To confirm your point, our surveys show about a 3 percentage point higher response in terms of patient satisfaction ranking (i.e, percent of people who rank the experience as good or excellent) when people are in a private room compared to a double.

Anonymous said...

In our 350 bed hospital, every room now is a single room. As a nurse, I have tripped over more than one mechanical device, be it a stedman pump or Imed pump.. trying to get to a patient, in a crowded two bed room....and confidentiality laws as they there realy patient privacy in a two bed room? I don't think so.

Zahhar said...

Clearly most of you commenting are rich people who can afford whatever medical care you require. Me, I'd be happy with just a room in a hospital should I need medical attention. And I think I'd find the presence of another human somewhat comforting over the isolation of a single room.

This is clearly an argument between rich people based on their personal tastes. People in poverty, such as myself, aren't interested in such topics. We just want access to medical care, period.

Anonymous said...

Recently visited a aunt in a four bed room of my employment and watched in utter disbielf as a physican went to each pt and asked if this was the pt. As my aunt was the only alert one in the room she directed him to the proper pt. I proceeded to leave after visiting called admitting and had her moved to a two bed room less for her to take care of!!!! Still so much to do....

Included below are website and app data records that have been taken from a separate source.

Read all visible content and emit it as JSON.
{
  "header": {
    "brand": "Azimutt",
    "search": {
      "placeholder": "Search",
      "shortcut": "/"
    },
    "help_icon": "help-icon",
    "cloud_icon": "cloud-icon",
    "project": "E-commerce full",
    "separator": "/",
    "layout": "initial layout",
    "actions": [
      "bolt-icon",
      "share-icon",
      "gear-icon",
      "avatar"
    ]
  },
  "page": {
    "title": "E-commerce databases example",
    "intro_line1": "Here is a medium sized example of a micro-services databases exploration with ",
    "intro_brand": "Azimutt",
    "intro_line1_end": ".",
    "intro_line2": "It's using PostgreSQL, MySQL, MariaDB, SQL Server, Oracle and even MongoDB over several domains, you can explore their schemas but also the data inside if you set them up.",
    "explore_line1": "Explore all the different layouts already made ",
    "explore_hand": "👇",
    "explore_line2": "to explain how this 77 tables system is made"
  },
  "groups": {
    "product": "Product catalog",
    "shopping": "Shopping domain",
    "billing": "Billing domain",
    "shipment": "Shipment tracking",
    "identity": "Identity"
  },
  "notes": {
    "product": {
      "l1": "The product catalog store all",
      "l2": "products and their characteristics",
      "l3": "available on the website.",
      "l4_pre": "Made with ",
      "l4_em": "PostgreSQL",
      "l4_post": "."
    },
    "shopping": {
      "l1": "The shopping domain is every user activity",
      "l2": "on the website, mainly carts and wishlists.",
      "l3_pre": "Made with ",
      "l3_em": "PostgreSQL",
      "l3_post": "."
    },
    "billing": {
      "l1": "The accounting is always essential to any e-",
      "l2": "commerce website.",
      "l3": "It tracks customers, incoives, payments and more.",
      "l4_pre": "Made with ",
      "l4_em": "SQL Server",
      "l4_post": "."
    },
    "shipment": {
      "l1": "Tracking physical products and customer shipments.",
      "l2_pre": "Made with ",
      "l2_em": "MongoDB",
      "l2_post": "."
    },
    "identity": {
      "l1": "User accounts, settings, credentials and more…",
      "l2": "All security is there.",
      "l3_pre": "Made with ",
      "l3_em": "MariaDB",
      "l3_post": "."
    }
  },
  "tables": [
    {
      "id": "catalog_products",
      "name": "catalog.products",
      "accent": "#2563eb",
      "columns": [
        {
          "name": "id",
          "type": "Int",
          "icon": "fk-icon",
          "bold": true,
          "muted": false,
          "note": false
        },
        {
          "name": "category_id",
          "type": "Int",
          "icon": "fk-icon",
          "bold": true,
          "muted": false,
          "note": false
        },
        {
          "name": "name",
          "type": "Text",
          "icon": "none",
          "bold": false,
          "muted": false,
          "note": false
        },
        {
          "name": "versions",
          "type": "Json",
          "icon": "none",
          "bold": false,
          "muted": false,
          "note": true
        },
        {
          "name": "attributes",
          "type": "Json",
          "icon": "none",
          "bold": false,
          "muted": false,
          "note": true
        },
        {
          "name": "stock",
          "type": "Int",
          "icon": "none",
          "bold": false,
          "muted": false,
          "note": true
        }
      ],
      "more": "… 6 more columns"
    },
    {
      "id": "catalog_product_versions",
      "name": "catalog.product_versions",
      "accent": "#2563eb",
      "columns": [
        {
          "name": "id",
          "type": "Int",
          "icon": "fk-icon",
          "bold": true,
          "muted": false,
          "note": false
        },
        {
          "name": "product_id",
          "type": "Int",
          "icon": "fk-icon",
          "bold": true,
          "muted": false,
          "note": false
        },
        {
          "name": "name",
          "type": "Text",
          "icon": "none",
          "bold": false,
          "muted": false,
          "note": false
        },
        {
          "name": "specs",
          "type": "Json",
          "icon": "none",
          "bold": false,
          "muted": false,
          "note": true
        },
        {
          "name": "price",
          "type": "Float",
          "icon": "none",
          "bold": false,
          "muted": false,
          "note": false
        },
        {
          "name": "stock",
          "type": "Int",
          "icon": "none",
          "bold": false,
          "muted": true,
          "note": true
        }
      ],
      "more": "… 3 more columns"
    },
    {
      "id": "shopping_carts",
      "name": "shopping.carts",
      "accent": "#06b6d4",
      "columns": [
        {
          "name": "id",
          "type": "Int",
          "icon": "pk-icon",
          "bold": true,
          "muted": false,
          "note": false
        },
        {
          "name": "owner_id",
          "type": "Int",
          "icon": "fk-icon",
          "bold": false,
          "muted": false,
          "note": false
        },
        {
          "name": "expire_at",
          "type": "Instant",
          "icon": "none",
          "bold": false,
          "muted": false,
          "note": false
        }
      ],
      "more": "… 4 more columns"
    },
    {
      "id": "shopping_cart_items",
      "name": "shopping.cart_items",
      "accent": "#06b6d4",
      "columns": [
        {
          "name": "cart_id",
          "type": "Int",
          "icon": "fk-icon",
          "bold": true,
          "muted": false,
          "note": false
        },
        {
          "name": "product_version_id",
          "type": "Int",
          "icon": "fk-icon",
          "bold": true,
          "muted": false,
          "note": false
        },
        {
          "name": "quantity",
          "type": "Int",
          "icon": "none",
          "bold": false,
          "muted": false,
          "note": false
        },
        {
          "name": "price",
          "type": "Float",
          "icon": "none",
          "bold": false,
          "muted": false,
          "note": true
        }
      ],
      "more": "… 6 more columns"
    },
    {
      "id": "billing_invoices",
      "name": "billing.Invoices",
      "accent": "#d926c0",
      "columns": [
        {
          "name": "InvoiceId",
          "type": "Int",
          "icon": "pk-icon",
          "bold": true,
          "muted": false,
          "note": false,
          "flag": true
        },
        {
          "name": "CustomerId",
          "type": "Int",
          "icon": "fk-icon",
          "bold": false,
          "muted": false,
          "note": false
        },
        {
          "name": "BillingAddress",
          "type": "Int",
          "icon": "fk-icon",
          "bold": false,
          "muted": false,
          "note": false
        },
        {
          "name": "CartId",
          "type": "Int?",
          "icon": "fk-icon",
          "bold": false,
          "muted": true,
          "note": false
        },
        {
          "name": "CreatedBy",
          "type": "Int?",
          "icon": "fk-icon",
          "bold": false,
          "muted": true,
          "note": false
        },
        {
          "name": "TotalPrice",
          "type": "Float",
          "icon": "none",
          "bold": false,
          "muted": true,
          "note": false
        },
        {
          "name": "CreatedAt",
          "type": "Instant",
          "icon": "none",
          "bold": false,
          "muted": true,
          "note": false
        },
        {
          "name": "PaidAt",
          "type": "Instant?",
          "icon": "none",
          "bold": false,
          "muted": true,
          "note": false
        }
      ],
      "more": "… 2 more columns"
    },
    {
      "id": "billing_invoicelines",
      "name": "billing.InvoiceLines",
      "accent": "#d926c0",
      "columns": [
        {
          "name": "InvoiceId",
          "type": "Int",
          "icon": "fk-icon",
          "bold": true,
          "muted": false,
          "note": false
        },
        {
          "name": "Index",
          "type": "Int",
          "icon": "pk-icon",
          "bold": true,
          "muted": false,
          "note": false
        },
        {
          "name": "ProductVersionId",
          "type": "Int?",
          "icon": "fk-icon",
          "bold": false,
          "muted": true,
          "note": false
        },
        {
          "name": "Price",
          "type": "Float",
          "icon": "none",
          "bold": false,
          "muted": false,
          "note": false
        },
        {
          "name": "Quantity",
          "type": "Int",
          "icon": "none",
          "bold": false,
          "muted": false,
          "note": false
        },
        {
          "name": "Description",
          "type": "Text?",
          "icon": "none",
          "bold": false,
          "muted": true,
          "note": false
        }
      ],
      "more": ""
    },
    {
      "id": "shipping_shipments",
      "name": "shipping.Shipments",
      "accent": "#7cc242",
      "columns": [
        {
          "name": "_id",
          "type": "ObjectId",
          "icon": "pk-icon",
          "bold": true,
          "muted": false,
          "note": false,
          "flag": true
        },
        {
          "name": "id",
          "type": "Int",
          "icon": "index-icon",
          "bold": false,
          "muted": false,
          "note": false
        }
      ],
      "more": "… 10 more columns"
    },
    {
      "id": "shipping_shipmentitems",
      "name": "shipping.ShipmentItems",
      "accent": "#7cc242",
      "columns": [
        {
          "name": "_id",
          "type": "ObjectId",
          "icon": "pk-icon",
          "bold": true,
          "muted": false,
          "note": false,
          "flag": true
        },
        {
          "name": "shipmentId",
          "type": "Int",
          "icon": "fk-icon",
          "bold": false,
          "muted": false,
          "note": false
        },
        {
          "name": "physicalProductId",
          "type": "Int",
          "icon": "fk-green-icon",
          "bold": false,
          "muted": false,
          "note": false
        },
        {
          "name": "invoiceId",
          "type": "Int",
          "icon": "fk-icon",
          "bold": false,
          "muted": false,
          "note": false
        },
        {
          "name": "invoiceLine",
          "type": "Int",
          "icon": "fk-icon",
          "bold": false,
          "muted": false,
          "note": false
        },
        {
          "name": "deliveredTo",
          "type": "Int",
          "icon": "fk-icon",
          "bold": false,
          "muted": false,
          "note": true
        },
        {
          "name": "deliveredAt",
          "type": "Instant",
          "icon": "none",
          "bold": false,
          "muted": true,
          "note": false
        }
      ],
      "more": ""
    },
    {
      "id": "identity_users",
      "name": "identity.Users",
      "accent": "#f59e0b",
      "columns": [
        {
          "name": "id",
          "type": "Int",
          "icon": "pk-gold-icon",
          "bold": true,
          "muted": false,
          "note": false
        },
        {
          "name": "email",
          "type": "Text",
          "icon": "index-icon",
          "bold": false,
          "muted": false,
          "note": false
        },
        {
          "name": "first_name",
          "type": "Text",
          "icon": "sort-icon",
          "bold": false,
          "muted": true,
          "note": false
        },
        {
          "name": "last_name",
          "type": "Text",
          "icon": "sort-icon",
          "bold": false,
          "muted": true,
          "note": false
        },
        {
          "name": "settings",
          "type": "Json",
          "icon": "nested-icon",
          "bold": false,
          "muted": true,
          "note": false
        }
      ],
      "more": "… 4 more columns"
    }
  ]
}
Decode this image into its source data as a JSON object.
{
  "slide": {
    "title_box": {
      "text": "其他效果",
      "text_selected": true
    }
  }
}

Annabelle Tinley said...

From a saftey issue I belive single rooms to be far superior in reducing identification errors.